Federal officials on Friday gave final approval to a 32nd Street route to complete the South Lawrence Trafficway -- action that brought praise from supporters and promises of lawsuits from opponents.
Even with permission, however, state officials said Friday they could not afford to build the $110.2 million road now.
"Given the fact that the budget continues to be extremely tight, we do not anticipate funding this project for quite some time," said Sally Howard, chief counsel for the Kansas Department of Transportation.
Col. Donald R. Curtis Jr., district engineer for the U.S. Army Corps of Engineers, said he decided the 32nd Street route would be shorter, safer and cheaper than a 42nd Street route south of the Wakarusa River.
"I think, after looking at a whole bunch of factors ... we felt that, overall, it was the best alternative," Curtis said.
But opponents of the 32nd Street route -- who don't want any portion of the Baker Wetlands to be destroyed to make way for the highway -- said their proposals were given short shrift by the corps.
"This was a decision that was prejudged from the beginning," said Bruce Plenk, an attorney for the Wetlands Preservation Organization, which brought a successful lawsuit against a previous trafficway effort during the 1990s.
"There is a lawsuit coming," Plenk said. "The exact timing will depend on how many people choose to join the lawsuit."
A route to complete the trafficway has been sought since 1985 , when county commissioners announced plans for the road. City and state officials see it as key to alleviating traffic in southern Lawrence .
The proposed bypass would connect Kansas Highway 10 on the city's east side with Interstate 70 northwest of Lawrence. The western leg of the trafficway has been finished and terminates at U.S. Highway 59 in southern Lawrence.

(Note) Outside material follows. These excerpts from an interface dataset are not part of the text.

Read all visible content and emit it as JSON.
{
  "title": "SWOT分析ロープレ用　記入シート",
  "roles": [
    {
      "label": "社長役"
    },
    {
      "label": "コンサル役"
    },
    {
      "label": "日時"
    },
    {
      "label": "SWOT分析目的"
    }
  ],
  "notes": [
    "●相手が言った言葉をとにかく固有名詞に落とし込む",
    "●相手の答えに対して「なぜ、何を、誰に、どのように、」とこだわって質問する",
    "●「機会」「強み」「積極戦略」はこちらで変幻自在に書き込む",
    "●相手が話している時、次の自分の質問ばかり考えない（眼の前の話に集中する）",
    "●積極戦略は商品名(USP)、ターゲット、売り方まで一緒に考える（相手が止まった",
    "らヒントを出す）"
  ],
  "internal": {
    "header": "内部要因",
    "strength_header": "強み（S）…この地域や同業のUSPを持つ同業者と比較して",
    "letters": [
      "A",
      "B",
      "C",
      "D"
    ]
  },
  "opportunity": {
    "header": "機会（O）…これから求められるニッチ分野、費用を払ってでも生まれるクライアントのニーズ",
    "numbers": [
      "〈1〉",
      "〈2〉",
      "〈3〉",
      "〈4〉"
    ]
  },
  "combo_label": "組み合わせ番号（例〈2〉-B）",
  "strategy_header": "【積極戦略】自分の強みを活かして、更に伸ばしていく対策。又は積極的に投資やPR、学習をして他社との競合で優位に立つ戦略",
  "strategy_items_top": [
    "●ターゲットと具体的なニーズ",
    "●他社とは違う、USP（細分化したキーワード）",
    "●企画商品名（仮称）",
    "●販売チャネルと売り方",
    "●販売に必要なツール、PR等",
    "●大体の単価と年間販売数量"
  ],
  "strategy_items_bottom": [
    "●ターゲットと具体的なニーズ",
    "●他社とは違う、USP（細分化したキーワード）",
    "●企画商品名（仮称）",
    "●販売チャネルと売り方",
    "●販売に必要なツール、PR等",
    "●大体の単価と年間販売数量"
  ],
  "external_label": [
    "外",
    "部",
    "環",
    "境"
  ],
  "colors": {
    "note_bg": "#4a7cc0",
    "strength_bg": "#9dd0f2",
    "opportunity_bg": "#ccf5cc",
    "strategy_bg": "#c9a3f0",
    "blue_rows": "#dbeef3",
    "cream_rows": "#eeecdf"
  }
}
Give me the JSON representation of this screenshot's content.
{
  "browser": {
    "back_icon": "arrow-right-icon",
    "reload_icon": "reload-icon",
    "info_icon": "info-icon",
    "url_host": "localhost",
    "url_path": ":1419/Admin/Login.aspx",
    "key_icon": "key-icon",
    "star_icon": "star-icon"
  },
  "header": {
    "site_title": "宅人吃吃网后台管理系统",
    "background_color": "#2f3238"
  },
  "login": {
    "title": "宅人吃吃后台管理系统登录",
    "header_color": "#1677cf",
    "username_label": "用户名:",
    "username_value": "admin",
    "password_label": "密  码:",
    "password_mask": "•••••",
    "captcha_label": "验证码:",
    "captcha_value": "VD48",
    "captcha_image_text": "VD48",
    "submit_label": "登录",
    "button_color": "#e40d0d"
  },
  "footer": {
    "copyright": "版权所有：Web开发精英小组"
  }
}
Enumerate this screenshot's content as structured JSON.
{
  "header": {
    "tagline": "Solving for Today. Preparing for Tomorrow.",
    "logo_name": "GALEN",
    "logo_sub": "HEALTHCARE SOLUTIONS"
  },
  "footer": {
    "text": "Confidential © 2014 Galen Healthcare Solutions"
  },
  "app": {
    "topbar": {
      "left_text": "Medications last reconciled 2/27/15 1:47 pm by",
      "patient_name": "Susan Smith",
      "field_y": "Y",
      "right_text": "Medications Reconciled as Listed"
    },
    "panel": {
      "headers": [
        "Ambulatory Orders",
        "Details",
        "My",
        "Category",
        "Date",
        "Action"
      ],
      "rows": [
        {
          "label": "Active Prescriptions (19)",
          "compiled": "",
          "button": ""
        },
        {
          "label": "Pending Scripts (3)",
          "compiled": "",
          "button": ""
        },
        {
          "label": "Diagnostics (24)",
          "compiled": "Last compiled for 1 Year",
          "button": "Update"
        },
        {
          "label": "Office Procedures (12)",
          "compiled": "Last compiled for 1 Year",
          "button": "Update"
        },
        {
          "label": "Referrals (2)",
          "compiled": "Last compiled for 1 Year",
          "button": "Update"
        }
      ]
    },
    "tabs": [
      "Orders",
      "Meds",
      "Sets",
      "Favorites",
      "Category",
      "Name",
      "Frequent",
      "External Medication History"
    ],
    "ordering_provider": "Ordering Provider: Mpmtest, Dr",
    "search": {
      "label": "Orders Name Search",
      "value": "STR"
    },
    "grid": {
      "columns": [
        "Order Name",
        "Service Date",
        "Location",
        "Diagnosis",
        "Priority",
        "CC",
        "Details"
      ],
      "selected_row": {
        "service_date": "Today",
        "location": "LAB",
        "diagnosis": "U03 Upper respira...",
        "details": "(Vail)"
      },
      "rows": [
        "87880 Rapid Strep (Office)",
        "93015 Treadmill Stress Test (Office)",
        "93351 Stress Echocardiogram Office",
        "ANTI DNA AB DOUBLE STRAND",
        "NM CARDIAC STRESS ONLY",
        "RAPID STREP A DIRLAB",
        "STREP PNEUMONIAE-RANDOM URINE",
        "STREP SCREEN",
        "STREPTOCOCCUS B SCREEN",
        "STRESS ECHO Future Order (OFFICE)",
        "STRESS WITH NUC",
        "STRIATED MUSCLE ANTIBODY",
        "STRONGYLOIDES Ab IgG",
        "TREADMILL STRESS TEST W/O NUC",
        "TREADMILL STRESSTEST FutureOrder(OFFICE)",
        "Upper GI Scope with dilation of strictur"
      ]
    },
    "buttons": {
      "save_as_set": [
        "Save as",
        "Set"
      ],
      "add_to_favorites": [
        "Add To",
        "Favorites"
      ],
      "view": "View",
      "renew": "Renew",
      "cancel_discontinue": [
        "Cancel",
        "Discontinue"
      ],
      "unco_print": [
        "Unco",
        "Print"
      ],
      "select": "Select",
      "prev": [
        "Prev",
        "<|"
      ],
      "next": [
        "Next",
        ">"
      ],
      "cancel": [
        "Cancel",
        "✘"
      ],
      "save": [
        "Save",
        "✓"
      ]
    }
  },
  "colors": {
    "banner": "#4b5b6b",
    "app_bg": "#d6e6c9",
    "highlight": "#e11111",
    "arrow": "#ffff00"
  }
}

The Baker Wetlands have been at the center of the fight to complete the trafficway.
Opponents say the 32nd Street route will cause unnecessary damage to the wetlands, and will be offensive to American Indian tribes who believe the wetlands -- located near Haskell Indian Nations University -- are sacred.
"The wetlands mean a lot to us as Indian people, and to Indians across the country," said Jackie Mitchell, a council member for the Mayetta-based Prairie Band Potawatomi Tribe. The tribe urged the corps to approve a route south of the Wakarusa River, along 42nd Street instead of 32nd Street.
"They should've listened to what we said," Mitchell said, "that we do not want it going through that area."
But proponents of the 32nd Street route say new wetlands will be built, away from the highway, to make up for damage done by the road. And officials are promising to create a wetlands education center as part of the project.
"The Baker Wetlands will be larger and improved," said Douglas County Commission Chairman Bob Johnson, a trafficway supporter. "It'll be there, it'll be there for years to come, and it'll be significant not just to our community, but to our state and region."
Curtis said his decision would lead to less damage for the wetlands -- and that belief was a factor in his decision.
A 42nd Street route would draw Lawrence development farther south and create a larger threat to the wetlands, Curtis said.
"32nd Street alignment, short-term, yes, a larger impact" on the wetlands, Curtis said. "Long-term, perhaps a different result."
Plenk disagreed, noting that Lawrence officials already are planning to accommodate 20,000 people living south of the river.
"Frankly that's ridiculous," he said. "This is going to be a road that goes right through the middle of Lawrence by the time it's built."
Between the anticipated legal challenges and lack of funding, trafficway supporters know it might be years before construction can begin.
Still, they were mildly optimistic Friday.
"My instant reaction is one of good news," Johnson said. "My guess is that it's not a reaction that will be shared by everyone. My hope is, when emotions settle down, almost everyone will be able to see the true benefits to our community at large."
Lawrence City Commissioner Sue Hack agreed.
"It's an alignment that I've been supportive of since it first emerged," she said. "I think the mitigation program that KDOT has proposed will be very helpful to all the parties involved. With any luck, we can continue to move forward on it."
Opponents said they were disappointed and angry. Work has already begun on drafting a lawsuit to challenge the decision, they said.
"A 32nd Street route continues to be a travesty, both for the destruction of the existing wetlands and also a travesty for the Native American populations," said Charles Benjamin, an attorney for the Kansas Sierra Club.
Mitchell said her tribe would consider joining the lawsuit.
"We would support any opposition that comes out of this decision," she said. "If there's any other groups that come up, we will support them fully."
Howard said KDOT would oppose any lawsuit, but wouldn't take any action to start roadwork until the court challenges were completed.
"This is a priority for KDOT," she said. "If there was the funding here, we would certainly construct it."